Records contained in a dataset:
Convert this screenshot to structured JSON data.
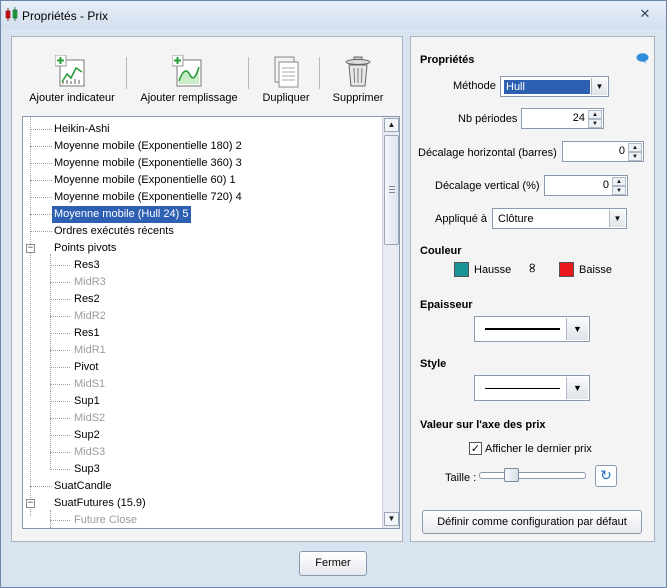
{
  "window": {
    "title": "Propriétés - Prix"
  },
  "toolbar": {
    "add_indicator": "Ajouter indicateur",
    "add_fill": "Ajouter remplissage",
    "duplicate": "Dupliquer",
    "delete": "Supprimer"
  },
  "tree": {
    "items": [
      {
        "label": "Heikin-Ashi"
      },
      {
        "label": "Moyenne mobile (Exponentielle 180) 2"
      },
      {
        "label": "Moyenne mobile (Exponentielle 360) 3"
      },
      {
        "label": "Moyenne mobile (Exponentielle 60) 1"
      },
      {
        "label": "Moyenne mobile (Exponentielle 720) 4"
      },
      {
        "label": "Moyenne mobile (Hull 24) 5"
      },
      {
        "label": "Ordres exécutés récents"
      },
      {
        "label": "Points pivots"
      },
      {
        "label": "Res3"
      },
      {
        "label": "MidR3"
      },
      {
        "label": "Res2"
      },
      {
        "label": "MidR2"
      },
      {
        "label": "Res1"
      },
      {
        "label": "MidR1"
      },
      {
        "label": "Pivot"
      },
      {
        "label": "MidS1"
      },
      {
        "label": "Sup1"
      },
      {
        "label": "MidS2"
      },
      {
        "label": "Sup2"
      },
      {
        "label": "MidS3"
      },
      {
        "label": "Sup3"
      },
      {
        "label": "SuatCandle"
      },
      {
        "label": "SuatFutures (15.9)"
      },
      {
        "label": "Future Close"
      }
    ],
    "toggle_expanded": "−"
  },
  "properties": {
    "heading": "Propriétés",
    "method_label": "Méthode",
    "method_value": "Hull",
    "periods_label": "Nb périodes",
    "periods_value": "24",
    "hshift_label": "Décalage horizontal (barres)",
    "hshift_value": "0",
    "vshift_label": "Décalage vertical (%)",
    "vshift_value": "0",
    "applied_label": "Appliqué à",
    "applied_value": "Clôture",
    "color_heading": "Couleur",
    "rise_label": "Hausse",
    "rise_color": "#1a9496",
    "fall_label": "Baisse",
    "fall_color": "#e8181b",
    "thickness_heading": "Epaisseur",
    "style_heading": "Style",
    "axis_heading": "Valeur sur l'axe des prix",
    "show_last_price_label": "Afficher le dernier prix",
    "show_last_price_checked": "✓",
    "size_label": "Taille :",
    "default_button": "Définir comme configuration par défaut"
  },
  "footer": {
    "close_button": "Fermer"
  },
  "icons": {
    "close": "✕",
    "scroll_up": "▲",
    "scroll_down": "▼",
    "dropdown": "▼",
    "spin_up": "▲",
    "spin_down": "▼",
    "reset": "↻",
    "link": "∞"
  }
}
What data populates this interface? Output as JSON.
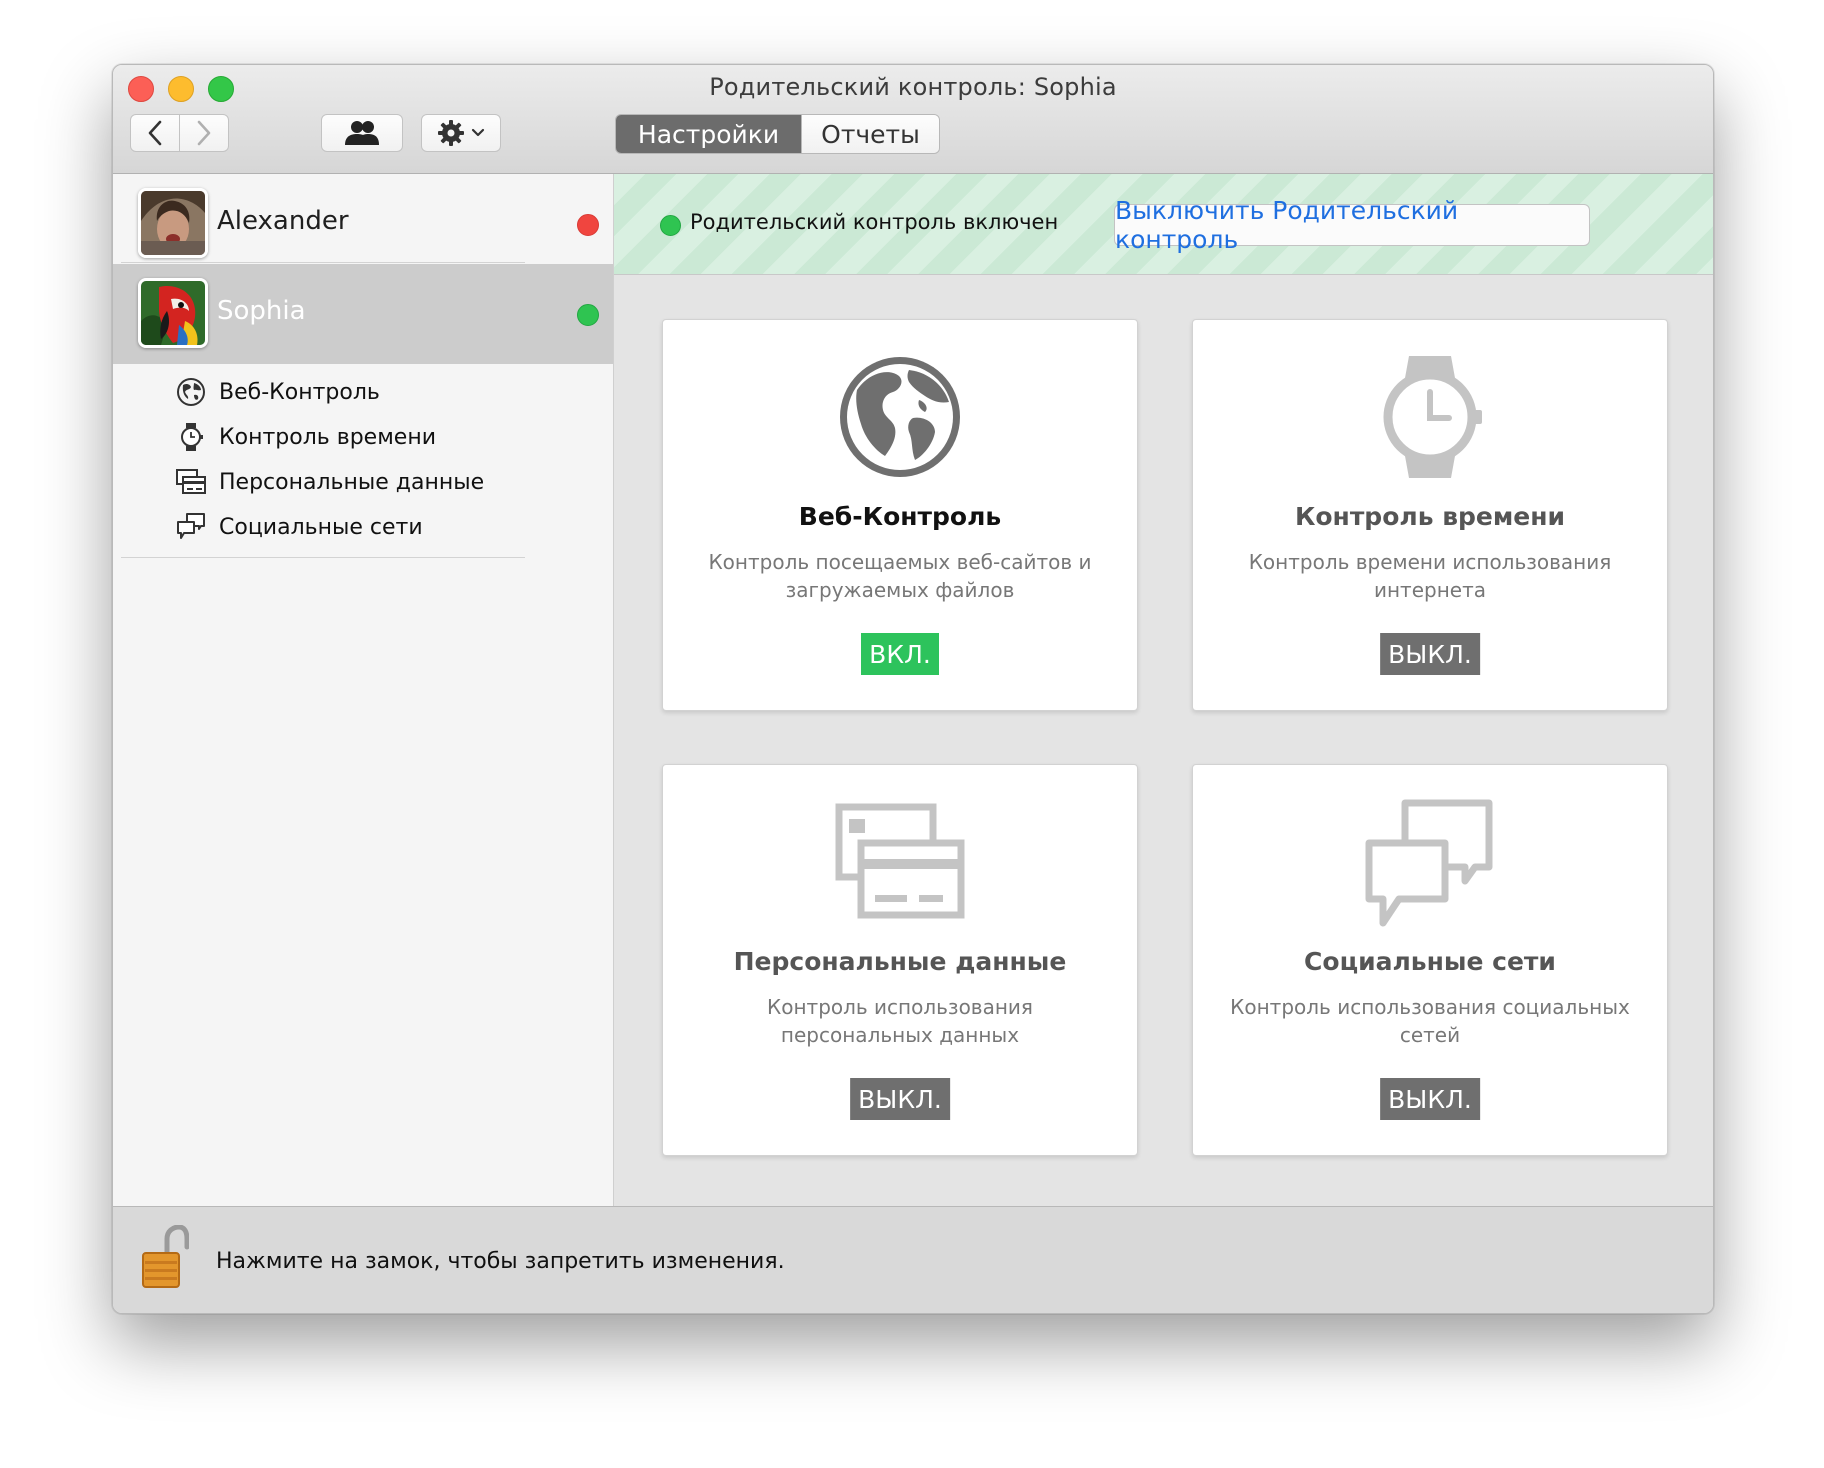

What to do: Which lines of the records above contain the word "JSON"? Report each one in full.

Final answer:
Convert this screenshot to structured JSON data.
What data populates this interface? Output as JSON.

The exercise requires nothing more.